In part one of this two-part series, our Tampa construction lawyers have been checking items off our list of important General Data Protection Regulation (GDPR) compliance pain points. The first two items on this checklist included:
- Achieving customer consent
- Hiring a data protection officer (DPO)
Now, we will continue to review the most important things contractors should know about GDPR compliance and how they can prevent themselves from violating the data privacy rights of their customers and employees. Failure to protect others’ data could result in litigation. If this happens to you, consult a Tampa construction lawyer for guidance on what to do next.
Perform a Data Protection Impact Assessment
It’s highly advised that any company storing personal data in permanent storage conduct a data protection impact assessment (DPIA). A DPIA is a type of audit that can be used to assess whether or not your company’s data processes and procedures are suitable according to the GDPR. The goal is to unearth three important bits of information pertaining to data privacy and collection, including:
- Ensuring compliance with any pertinent legal, regulatory, and policy requirements dealing with privacy.
- Weighing the positives and negatives of your current system.
- Evaluating data protections and other processes that could potentially decrease your company’s chance of violating the GDPR.
Alerting Your Customers of a Data Breach
Even the most well-prepared businesses may experience a data breach eventually. You must always have a contingency plan for fighting back against a breach, but you must also be prepared to disclose this breach to your customers with utter transparency. You might think that hiding a breach will help you preserve customers, but trust is a more powerful bonding agent than deceit. GDPR requirements assert that businesses must notify local data protection authorities within 72 hours following the discovery of a breach. This is one of the strictest GDPR requirements, so be sure to have the necessary systems in place to not only recognize a breach, but also disseminate an alert to your customers within the required timeframe.
Respect Your Customers’ Rights
Under the GDPR, companies are encouraged to collect and store the bare minimum of personal data needed for various purposes. Known as the data “minimalization principle,” this novel concept takes a less-is-more approach to data collection. If you don’t need it, delete it and stop worrying about it. And always, always, give your customers the right to remove all traces of their data from your system. If you follow all of the items on this checklist, you’ll greatly reduce your chance of violating the GDPR.

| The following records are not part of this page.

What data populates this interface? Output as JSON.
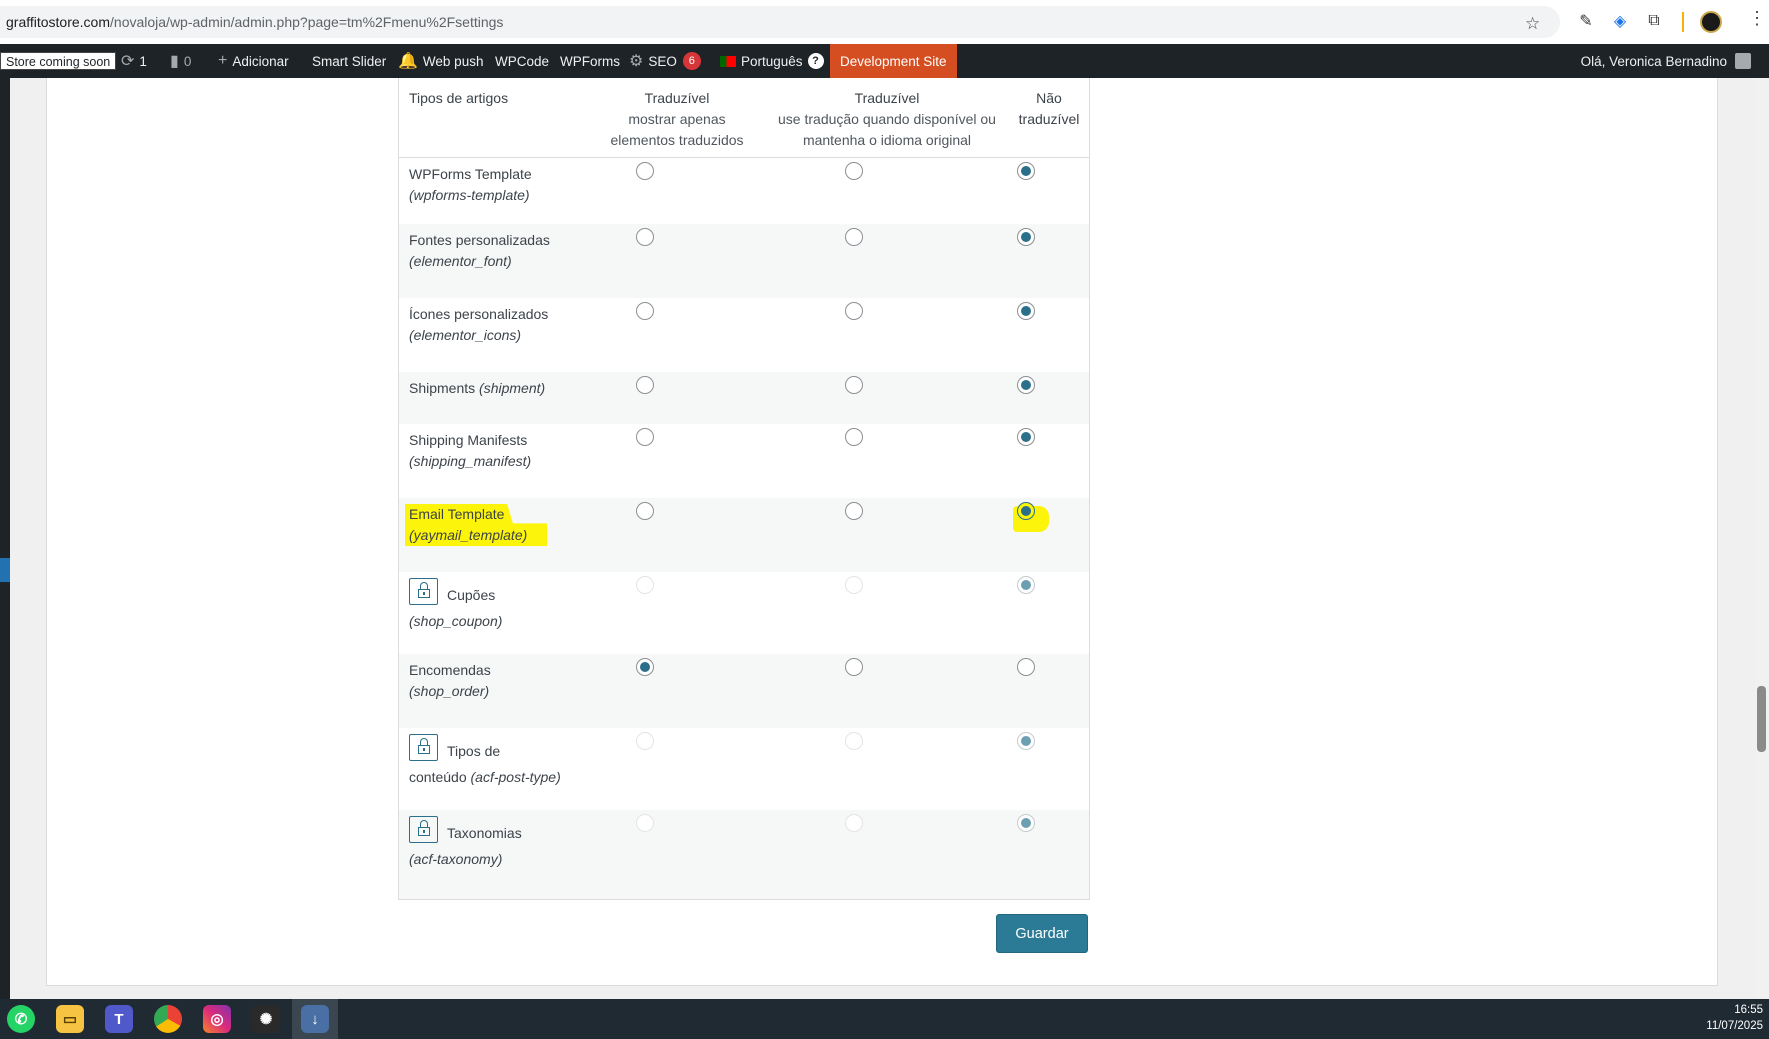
{
  "browser": {
    "url_host": "graffitostore.com",
    "url_path": "/novaloja/wp-admin/admin.php?page=tm%2Fmenu%2Fsettings",
    "icons": [
      "star-icon",
      "eyedropper-icon",
      "tag-extension-icon",
      "puzzle-extensions-icon",
      "profile-avatar",
      "more-menu-icon"
    ]
  },
  "adminbar": {
    "store_badge": "Store coming soon",
    "updates_count": "1",
    "comments_count": "0",
    "new_label": "Adicionar",
    "smart_slider": "Smart Slider",
    "web_push": "Web push",
    "wpcode": "WPCode",
    "wpforms": "WPForms",
    "seo": "SEO",
    "seo_count": "6",
    "language": "Português",
    "language_badge": "?",
    "dev_site": "Development Site",
    "greeting": "Olá, Veronica Bernadino"
  },
  "table": {
    "header": {
      "col1": "Tipos de artigos",
      "col2_title": "Traduzível",
      "col2_sub1": "mostrar apenas",
      "col2_sub2": "elementos traduzidos",
      "col3_title": "Traduzível",
      "col3_sub1": "use tradução quando disponível ou",
      "col3_sub2": "mantenha o idioma original",
      "col4_line1": "Não",
      "col4_line2": "traduzível"
    },
    "rows": [
      {
        "name": "WPForms Template",
        "slug": "(wpforms-template)",
        "selected": 3,
        "locked": false
      },
      {
        "name": "Fontes personalizadas",
        "slug": "(elementor_font)",
        "selected": 3,
        "locked": false
      },
      {
        "name": "Ícones personalizados",
        "slug": "(elementor_icons)",
        "selected": 3,
        "locked": false
      },
      {
        "name": "Shipments",
        "slug": "(shipment)",
        "selected": 3,
        "locked": false
      },
      {
        "name": "Shipping Manifests",
        "slug": "(shipping_manifest)",
        "selected": 3,
        "locked": false
      },
      {
        "name": "Email Template",
        "slug": "(yaymail_template)",
        "selected": 3,
        "locked": false,
        "highlighted": true
      },
      {
        "name": "Cupões",
        "slug": "(shop_coupon)",
        "selected": 3,
        "locked": true
      },
      {
        "name": "Encomendas",
        "slug": "(shop_order)",
        "selected": 1,
        "locked": false
      },
      {
        "name": "Tipos de",
        "name2": "conteúdo",
        "slug": "(acf-post-type)",
        "selected": 3,
        "locked": true
      },
      {
        "name": "Taxonomias",
        "slug": "(acf-taxonomy)",
        "selected": 3,
        "locked": true
      }
    ]
  },
  "save_label": "Guardar",
  "taskbar": {
    "time": "16:55",
    "date": "11/07/2025",
    "apps": [
      "whatsapp-icon",
      "file-explorer-icon",
      "teams-icon",
      "chrome-icon",
      "instagram-icon",
      "chatgpt-icon",
      "active-app-icon"
    ]
  },
  "colors": {
    "adminbar_bg": "#1d2327",
    "dev_site_bg": "#d54e21",
    "radio_checked": "#2c6f8a",
    "save_button": "#2b7a96",
    "highlight": "#fcf40a"
  }
}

Disclaimer: The information contained in this article is for general educational information only. This information does not constitute legal advice, is not intended to constitute legal advice, nor should it be relied upon as legal advice for your specific factual pattern or situation.